Nothing but the images is to be left out of your exact copy of the entries.

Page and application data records
================================

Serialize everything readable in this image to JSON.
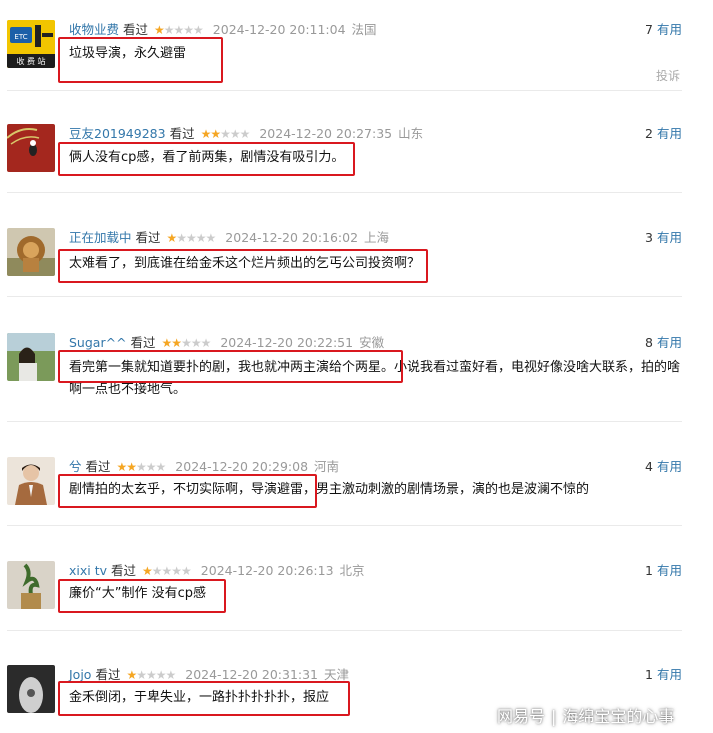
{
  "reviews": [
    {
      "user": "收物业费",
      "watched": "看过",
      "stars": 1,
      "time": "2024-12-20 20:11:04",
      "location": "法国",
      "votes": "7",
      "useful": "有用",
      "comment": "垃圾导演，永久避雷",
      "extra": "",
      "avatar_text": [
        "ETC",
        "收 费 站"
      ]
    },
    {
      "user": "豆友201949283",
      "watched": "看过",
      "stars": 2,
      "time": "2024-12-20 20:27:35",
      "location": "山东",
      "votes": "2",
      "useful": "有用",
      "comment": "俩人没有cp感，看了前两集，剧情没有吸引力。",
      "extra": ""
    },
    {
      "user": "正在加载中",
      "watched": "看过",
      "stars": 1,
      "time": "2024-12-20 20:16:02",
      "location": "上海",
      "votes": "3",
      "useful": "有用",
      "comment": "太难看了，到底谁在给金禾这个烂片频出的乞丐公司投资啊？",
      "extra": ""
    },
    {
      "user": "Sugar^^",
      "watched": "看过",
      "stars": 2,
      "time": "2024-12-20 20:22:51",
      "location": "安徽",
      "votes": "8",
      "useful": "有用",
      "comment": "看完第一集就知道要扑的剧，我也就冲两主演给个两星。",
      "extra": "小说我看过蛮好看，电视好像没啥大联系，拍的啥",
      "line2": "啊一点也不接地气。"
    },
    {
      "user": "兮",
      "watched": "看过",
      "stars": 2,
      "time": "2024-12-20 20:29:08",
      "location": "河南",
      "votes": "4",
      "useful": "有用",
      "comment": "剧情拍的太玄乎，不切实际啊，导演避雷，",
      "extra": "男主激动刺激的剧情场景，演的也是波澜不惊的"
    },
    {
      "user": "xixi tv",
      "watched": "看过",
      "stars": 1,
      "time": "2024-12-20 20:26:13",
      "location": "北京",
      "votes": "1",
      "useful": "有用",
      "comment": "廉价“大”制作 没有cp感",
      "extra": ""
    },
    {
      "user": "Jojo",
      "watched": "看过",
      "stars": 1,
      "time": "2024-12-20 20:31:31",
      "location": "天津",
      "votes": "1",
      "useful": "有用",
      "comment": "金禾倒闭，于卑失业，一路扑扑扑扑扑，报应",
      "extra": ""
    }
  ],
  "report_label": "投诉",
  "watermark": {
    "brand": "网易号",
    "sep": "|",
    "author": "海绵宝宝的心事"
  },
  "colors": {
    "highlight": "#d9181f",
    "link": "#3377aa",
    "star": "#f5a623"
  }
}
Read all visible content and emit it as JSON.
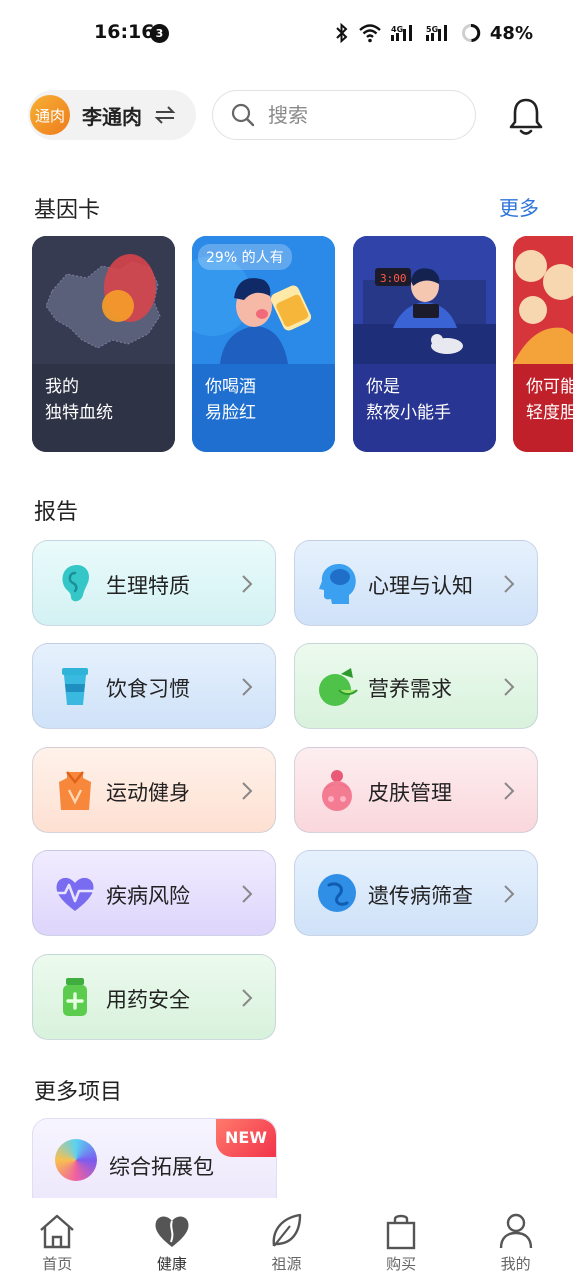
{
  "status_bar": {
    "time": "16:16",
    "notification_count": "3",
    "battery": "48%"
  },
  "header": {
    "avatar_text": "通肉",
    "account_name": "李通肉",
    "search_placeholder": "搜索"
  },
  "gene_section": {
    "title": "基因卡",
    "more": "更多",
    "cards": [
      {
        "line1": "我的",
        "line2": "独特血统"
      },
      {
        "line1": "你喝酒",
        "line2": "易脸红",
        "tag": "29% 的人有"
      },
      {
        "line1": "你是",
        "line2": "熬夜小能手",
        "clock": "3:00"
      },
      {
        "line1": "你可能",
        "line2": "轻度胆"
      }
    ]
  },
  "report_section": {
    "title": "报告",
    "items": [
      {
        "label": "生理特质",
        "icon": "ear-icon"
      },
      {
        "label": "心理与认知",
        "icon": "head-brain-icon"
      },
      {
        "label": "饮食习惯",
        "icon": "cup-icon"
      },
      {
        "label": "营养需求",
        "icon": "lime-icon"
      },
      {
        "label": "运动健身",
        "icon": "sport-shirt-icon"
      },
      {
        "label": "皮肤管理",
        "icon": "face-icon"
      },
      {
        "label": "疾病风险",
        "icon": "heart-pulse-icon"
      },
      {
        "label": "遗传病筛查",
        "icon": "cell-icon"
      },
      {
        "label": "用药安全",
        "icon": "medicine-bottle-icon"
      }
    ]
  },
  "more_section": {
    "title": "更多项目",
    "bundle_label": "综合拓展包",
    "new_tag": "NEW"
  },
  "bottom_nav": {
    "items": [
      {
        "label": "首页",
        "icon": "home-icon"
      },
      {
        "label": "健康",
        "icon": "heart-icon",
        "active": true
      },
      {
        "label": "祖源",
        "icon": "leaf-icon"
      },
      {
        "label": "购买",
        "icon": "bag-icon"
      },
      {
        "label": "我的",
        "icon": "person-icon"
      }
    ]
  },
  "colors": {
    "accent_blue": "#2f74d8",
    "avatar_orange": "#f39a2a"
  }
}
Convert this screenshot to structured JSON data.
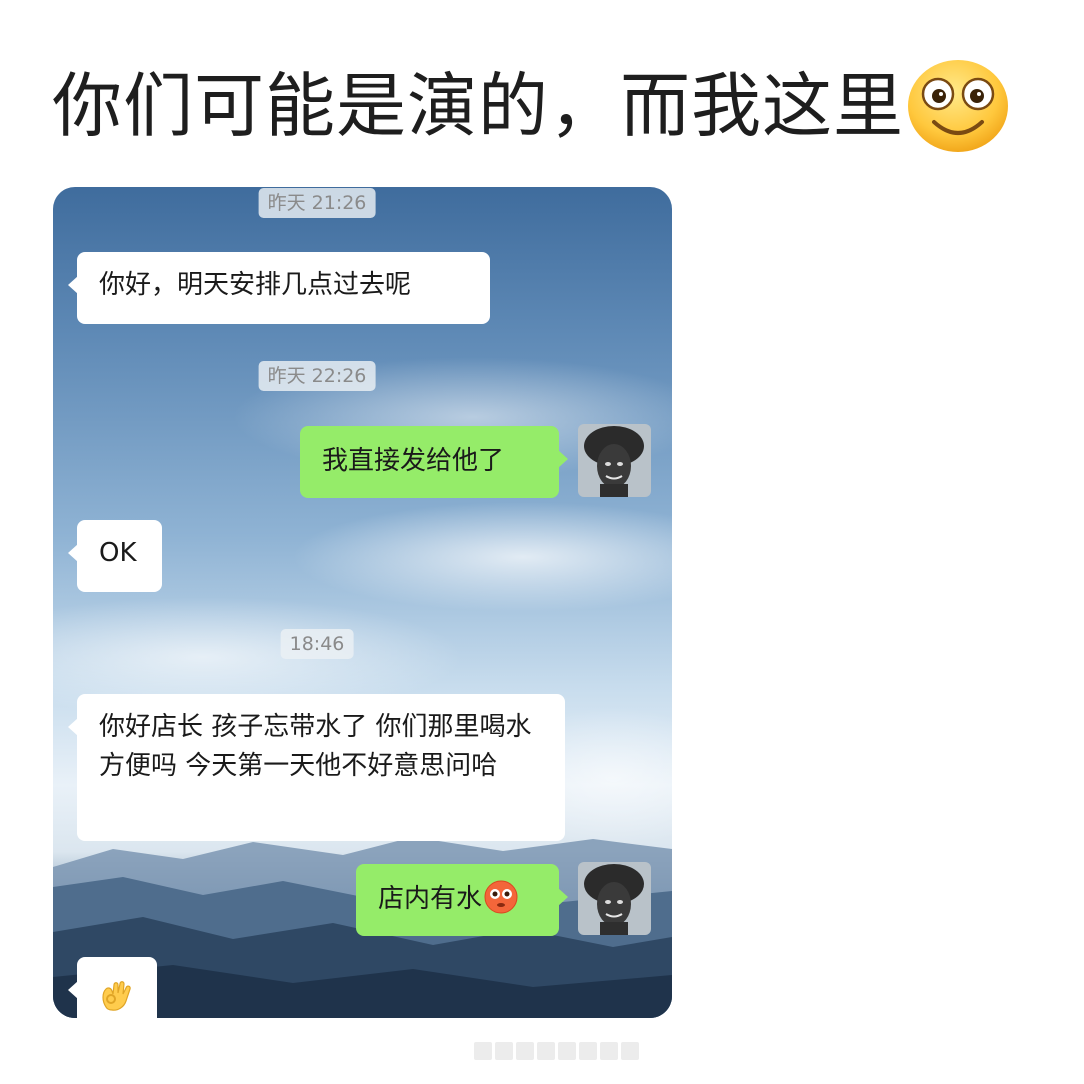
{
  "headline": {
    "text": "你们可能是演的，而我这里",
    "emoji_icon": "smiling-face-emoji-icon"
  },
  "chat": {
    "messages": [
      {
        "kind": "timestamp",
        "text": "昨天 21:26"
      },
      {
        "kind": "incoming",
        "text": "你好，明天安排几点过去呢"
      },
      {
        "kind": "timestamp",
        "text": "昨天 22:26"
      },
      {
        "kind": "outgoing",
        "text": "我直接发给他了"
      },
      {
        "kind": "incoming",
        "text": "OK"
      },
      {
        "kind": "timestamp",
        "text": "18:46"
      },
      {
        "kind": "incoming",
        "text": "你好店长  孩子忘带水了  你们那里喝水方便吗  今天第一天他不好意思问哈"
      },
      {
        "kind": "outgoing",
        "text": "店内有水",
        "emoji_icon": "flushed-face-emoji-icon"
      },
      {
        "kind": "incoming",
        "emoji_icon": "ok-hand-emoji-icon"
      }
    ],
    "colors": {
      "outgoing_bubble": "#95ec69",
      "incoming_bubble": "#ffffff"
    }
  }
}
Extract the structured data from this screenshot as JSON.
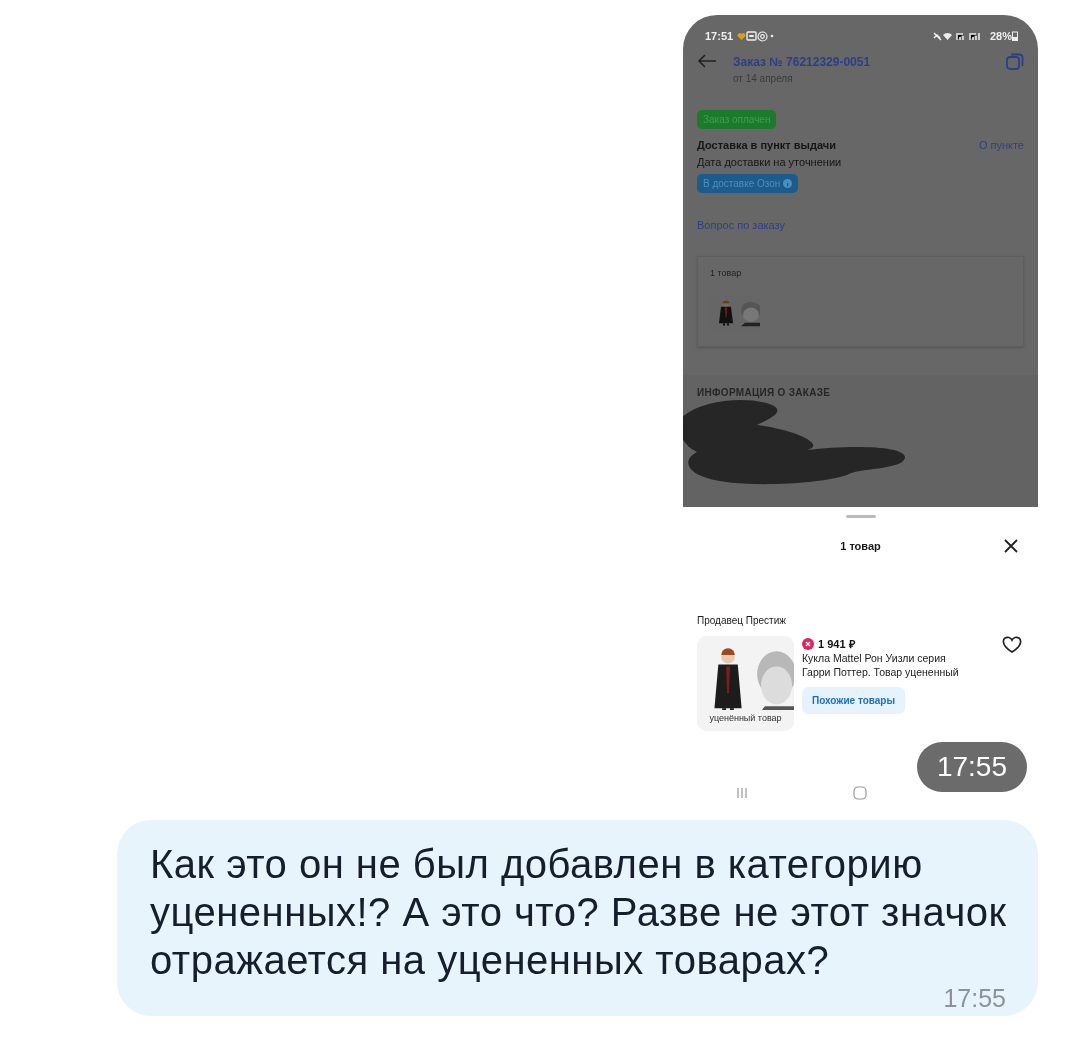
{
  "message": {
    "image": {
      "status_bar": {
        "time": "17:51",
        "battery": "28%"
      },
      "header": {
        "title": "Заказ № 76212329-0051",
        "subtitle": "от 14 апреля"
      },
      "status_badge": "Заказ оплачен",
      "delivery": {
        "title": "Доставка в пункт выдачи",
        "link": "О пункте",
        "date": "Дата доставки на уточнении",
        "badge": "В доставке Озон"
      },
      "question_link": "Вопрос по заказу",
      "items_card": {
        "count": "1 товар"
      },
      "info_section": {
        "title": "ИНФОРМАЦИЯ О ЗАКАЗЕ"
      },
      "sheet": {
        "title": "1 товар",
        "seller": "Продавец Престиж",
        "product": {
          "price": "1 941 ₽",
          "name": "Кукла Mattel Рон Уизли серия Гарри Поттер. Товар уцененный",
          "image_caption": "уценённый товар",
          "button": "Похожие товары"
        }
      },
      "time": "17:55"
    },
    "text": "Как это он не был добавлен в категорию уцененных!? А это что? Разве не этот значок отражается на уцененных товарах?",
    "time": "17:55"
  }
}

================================

• Written response:
Serialize everything readable in this image to JSON.
{
  "reviews": [
    {
      "user": "收物业费",
      "watched": "看过",
      "stars": 1,
      "time": "2024-12-20 20:11:04",
      "location": "法国",
      "votes": "7",
      "useful": "有用",
      "comment": "垃圾导演，永久避雷",
      "extra": "",
      "avatar_text": [
        "ETC",
        "收 费 站"
      ]
    },
    {
      "user": "豆友201949283",
      "watched": "看过",
      "stars": 2,
      "time": "2024-12-20 20:27:35",
      "location": "山东",
      "votes": "2",
      "useful": "有用",
      "comment": "俩人没有cp感，看了前两集，剧情没有吸引力。",
      "extra": ""
    },
    {
      "user": "正在加载中",
      "watched": "看过",
      "stars": 1,
      "time": "2024-12-20 20:16:02",
      "location": "上海",
      "votes": "3",
      "useful": "有用",
      "comment": "太难看了，到底谁在给金禾这个烂片频出的乞丐公司投资啊？",
      "extra": ""
    },
    {
      "user": "Sugar^^",
      "watched": "看过",
      "stars": 2,
      "time": "2024-12-20 20:22:51",
      "location": "安徽",
      "votes": "8",
      "useful": "有用",
      "comment": "看完第一集就知道要扑的剧，我也就冲两主演给个两星。",
      "extra": "小说我看过蛮好看，电视好像没啥大联系，拍的啥",
      "line2": "啊一点也不接地气。"
    },
    {
      "user": "兮",
      "watched": "看过",
      "stars": 2,
      "time": "2024-12-20 20:29:08",
      "location": "河南",
      "votes": "4",
      "useful": "有用",
      "comment": "剧情拍的太玄乎，不切实际啊，导演避雷，",
      "extra": "男主激动刺激的剧情场景，演的也是波澜不惊的"
    },
    {
      "user": "xixi tv",
      "watched": "看过",
      "stars": 1,
      "time": "2024-12-20 20:26:13",
      "location": "北京",
      "votes": "1",
      "useful": "有用",
      "comment": "廉价“大”制作 没有cp感",
      "extra": ""
    },
    {
      "user": "Jojo",
      "watched": "看过",
      "stars": 1,
      "time": "2024-12-20 20:31:31",
      "location": "天津",
      "votes": "1",
      "useful": "有用",
      "comment": "金禾倒闭，于卑失业，一路扑扑扑扑扑，报应",
      "extra": ""
    }
  ],
  "report_label": "投诉",
  "watermark": {
    "brand": "网易号",
    "sep": "|",
    "author": "海绵宝宝的心事"
  },
  "colors": {
    "highlight": "#d9181f",
    "link": "#3377aa",
    "star": "#f5a623"
  }
}
Read all visible content and emit it as JSON.
{
  "status_bar": {
    "time": "16:16",
    "notification_count": "3",
    "battery": "48%"
  },
  "header": {
    "avatar_text": "通肉",
    "account_name": "李通肉",
    "search_placeholder": "搜索"
  },
  "gene_section": {
    "title": "基因卡",
    "more": "更多",
    "cards": [
      {
        "line1": "我的",
        "line2": "独特血统"
      },
      {
        "line1": "你喝酒",
        "line2": "易脸红",
        "tag": "29% 的人有"
      },
      {
        "line1": "你是",
        "line2": "熬夜小能手",
        "clock": "3:00"
      },
      {
        "line1": "你可能",
        "line2": "轻度胆"
      }
    ]
  },
  "report_section": {
    "title": "报告",
    "items": [
      {
        "label": "生理特质",
        "icon": "ear-icon"
      },
      {
        "label": "心理与认知",
        "icon": "head-brain-icon"
      },
      {
        "label": "饮食习惯",
        "icon": "cup-icon"
      },
      {
        "label": "营养需求",
        "icon": "lime-icon"
      },
      {
        "label": "运动健身",
        "icon": "sport-shirt-icon"
      },
      {
        "label": "皮肤管理",
        "icon": "face-icon"
      },
      {
        "label": "疾病风险",
        "icon": "heart-pulse-icon"
      },
      {
        "label": "遗传病筛查",
        "icon": "cell-icon"
      },
      {
        "label": "用药安全",
        "icon": "medicine-bottle-icon"
      }
    ]
  },
  "more_section": {
    "title": "更多项目",
    "bundle_label": "综合拓展包",
    "new_tag": "NEW"
  },
  "bottom_nav": {
    "items": [
      {
        "label": "首页",
        "icon": "home-icon"
      },
      {
        "label": "健康",
        "icon": "heart-icon",
        "active": true
      },
      {
        "label": "祖源",
        "icon": "leaf-icon"
      },
      {
        "label": "购买",
        "icon": "bag-icon"
      },
      {
        "label": "我的",
        "icon": "person-icon"
      }
    ]
  },
  "colors": {
    "accent_blue": "#2f74d8",
    "avatar_orange": "#f39a2a"
  }
}
Convert this screenshot to structured JSON data.
{
  "headline": {
    "text": "你们可能是演的，而我这里",
    "emoji_icon": "smiling-face-emoji-icon"
  },
  "chat": {
    "messages": [
      {
        "kind": "timestamp",
        "text": "昨天 21:26"
      },
      {
        "kind": "incoming",
        "text": "你好，明天安排几点过去呢"
      },
      {
        "kind": "timestamp",
        "text": "昨天 22:26"
      },
      {
        "kind": "outgoing",
        "text": "我直接发给他了"
      },
      {
        "kind": "incoming",
        "text": "OK"
      },
      {
        "kind": "timestamp",
        "text": "18:46"
      },
      {
        "kind": "incoming",
        "text": "你好店长  孩子忘带水了  你们那里喝水方便吗  今天第一天他不好意思问哈"
      },
      {
        "kind": "outgoing",
        "text": "店内有水",
        "emoji_icon": "flushed-face-emoji-icon"
      },
      {
        "kind": "incoming",
        "emoji_icon": "ok-hand-emoji-icon"
      }
    ],
    "colors": {
      "outgoing_bubble": "#95ec69",
      "incoming_bubble": "#ffffff"
    }
  }
}
Extract the structured data from this screenshot as JSON.
{
  "message": {
    "image": {
      "status_bar": {
        "time": "17:51",
        "battery": "28%"
      },
      "header": {
        "title": "Заказ № 76212329-0051",
        "subtitle": "от 14 апреля"
      },
      "status_badge": "Заказ оплачен",
      "delivery": {
        "title": "Доставка в пункт выдачи",
        "link": "О пункте",
        "date": "Дата доставки на уточнении",
        "badge": "В доставке Озон"
      },
      "question_link": "Вопрос по заказу",
      "items_card": {
        "count": "1 товар"
      },
      "info_section": {
        "title": "ИНФОРМАЦИЯ О ЗАКАЗЕ"
      },
      "sheet": {
        "title": "1 товар",
        "seller": "Продавец Престиж",
        "product": {
          "price": "1 941 ₽",
          "name": "Кукла Mattel Рон Уизли серия Гарри Поттер. Товар уцененный",
          "image_caption": "уценённый товар",
          "button": "Похожие товары"
        }
      },
      "time": "17:55"
    },
    "text": "Как это он не был добавлен в категорию уцененных!? А это что? Разве не этот значок отражается на уцененных товарах?",
    "time": "17:55"
  }
}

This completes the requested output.